It has been a busy year for us. We added CSW harvesting in May, a stats page for our fellow big-data nerds in September, and a new look, along with an API beta in January. This blog was itself created in April, and got its own RSS feed back in January.

Ever more data

We've also done a lot of general work to try and increase the index size, but not at the cost of spurious results. When we went live a year ago, our index had (using our current methodology) 836,917 distinct layers from 89,825 services. Today we boast 1,229,623 distinct layers (46% more) from 167,882 services (89% more).
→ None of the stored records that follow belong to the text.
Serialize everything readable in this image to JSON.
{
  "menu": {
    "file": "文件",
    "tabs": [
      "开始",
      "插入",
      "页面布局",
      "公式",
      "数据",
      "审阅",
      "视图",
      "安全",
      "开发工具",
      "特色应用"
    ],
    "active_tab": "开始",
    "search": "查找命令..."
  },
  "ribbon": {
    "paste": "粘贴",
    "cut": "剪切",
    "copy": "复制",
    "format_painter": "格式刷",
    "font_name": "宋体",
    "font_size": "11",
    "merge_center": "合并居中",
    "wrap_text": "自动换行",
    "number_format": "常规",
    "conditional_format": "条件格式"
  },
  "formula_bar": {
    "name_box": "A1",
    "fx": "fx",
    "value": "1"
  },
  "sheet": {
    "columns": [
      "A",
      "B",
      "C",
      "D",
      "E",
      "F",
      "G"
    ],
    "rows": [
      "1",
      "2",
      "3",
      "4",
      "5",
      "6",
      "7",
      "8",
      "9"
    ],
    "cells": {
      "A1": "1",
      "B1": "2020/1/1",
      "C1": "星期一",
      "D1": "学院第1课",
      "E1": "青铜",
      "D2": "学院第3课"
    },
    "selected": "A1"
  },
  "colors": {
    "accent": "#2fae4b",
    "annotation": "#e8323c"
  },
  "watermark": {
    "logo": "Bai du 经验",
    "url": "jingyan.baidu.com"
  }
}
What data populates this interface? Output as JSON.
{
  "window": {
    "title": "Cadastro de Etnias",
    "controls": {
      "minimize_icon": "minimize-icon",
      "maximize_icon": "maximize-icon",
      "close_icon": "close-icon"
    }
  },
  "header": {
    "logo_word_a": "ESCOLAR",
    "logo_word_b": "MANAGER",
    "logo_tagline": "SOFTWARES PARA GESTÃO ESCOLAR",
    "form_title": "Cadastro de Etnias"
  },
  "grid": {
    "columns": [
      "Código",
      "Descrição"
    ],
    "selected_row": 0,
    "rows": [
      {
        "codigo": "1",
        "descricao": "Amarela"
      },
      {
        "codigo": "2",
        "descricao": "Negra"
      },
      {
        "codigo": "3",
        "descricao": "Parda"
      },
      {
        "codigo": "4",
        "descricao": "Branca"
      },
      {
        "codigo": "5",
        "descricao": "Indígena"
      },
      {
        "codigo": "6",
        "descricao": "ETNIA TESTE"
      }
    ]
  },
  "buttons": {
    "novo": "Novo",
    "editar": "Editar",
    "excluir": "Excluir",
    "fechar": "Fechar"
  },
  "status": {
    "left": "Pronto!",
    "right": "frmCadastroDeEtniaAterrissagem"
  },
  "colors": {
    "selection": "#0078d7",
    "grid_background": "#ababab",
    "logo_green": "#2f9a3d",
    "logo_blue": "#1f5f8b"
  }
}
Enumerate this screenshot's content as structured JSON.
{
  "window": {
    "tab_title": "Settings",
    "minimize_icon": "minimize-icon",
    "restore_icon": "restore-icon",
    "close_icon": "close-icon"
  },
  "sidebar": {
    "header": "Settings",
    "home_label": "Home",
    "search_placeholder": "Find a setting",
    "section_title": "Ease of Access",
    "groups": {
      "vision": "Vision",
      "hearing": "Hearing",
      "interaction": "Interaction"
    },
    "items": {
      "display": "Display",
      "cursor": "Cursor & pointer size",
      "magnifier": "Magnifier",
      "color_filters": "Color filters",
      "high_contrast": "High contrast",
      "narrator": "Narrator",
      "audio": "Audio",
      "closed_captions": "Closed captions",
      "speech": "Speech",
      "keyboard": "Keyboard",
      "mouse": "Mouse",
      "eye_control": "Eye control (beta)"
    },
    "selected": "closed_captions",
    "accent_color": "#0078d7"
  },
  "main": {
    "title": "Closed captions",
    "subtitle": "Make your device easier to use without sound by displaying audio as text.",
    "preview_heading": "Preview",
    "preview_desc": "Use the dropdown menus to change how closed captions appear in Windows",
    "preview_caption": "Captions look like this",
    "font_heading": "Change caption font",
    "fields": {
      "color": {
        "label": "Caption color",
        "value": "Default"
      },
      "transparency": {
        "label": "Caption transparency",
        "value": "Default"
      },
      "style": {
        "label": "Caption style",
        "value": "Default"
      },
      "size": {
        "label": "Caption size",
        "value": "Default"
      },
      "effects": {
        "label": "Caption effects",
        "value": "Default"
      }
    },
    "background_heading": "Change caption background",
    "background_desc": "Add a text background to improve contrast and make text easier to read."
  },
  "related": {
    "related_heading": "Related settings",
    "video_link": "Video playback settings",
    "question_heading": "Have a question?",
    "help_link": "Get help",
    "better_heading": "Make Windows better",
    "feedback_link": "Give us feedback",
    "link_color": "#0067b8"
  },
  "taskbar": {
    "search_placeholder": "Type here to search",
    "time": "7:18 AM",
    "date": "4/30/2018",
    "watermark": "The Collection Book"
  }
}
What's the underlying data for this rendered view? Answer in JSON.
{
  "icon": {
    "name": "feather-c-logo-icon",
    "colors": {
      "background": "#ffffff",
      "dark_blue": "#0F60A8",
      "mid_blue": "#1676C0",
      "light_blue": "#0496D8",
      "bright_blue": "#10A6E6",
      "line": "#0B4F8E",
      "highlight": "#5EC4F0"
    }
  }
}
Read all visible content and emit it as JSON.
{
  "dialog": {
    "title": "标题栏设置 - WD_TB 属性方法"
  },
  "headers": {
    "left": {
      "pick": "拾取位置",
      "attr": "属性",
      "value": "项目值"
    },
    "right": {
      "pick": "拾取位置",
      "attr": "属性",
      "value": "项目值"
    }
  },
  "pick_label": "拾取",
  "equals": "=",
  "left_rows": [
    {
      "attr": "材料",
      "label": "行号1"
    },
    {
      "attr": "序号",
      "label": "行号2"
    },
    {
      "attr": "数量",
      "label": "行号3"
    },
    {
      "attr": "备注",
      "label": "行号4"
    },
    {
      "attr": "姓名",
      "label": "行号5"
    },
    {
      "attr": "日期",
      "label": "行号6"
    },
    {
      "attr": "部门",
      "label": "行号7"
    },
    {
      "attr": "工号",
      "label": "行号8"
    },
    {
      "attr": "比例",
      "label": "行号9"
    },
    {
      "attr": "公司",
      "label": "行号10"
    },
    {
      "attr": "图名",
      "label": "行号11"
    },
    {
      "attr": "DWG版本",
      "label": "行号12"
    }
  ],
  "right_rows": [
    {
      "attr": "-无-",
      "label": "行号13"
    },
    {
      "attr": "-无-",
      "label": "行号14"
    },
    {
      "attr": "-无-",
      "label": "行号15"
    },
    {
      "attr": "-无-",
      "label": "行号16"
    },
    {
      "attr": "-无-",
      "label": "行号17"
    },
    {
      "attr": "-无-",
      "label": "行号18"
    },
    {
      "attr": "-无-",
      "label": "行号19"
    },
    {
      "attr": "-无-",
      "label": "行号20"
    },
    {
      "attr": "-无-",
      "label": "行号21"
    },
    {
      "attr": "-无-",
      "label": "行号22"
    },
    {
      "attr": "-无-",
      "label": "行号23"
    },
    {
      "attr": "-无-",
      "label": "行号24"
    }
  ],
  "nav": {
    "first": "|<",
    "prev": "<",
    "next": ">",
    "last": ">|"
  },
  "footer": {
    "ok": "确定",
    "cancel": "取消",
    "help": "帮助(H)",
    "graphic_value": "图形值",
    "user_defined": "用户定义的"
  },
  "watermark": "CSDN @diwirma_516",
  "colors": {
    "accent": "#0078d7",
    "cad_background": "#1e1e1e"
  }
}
During our latest crawl, our index size jumped to well over 3 million layers. "Jackpot" we thought! But upon further investigation (because we're always suspicious of anything anomalous - you have to be if you want to develop something good) we discovered it was from a single host that claimed to have 2.1 million layers across about 5000 services. Deeper investigation showed that it seems that it's the same 500 layers shared thousands of times. So we removed them all from the index and only keep one of each layer to ensure the best possible results for you, our users.

What's next?

At this point it's becoming apparent that we're hitting the point of diminishing returns. We don't think there are many more readily discoverable OGC services and layers out there. We currently scrape over 300 data portals, plus many other data sources to try and find every service we can, but we can only find services which are publicly advertised somewhere, hence the "readily discoverable". But we're not giving up yet, and we have some ideas for several more scraping methodologies to further enhance the index.

And of course we'll also be releasing the API shortly. Watch this space!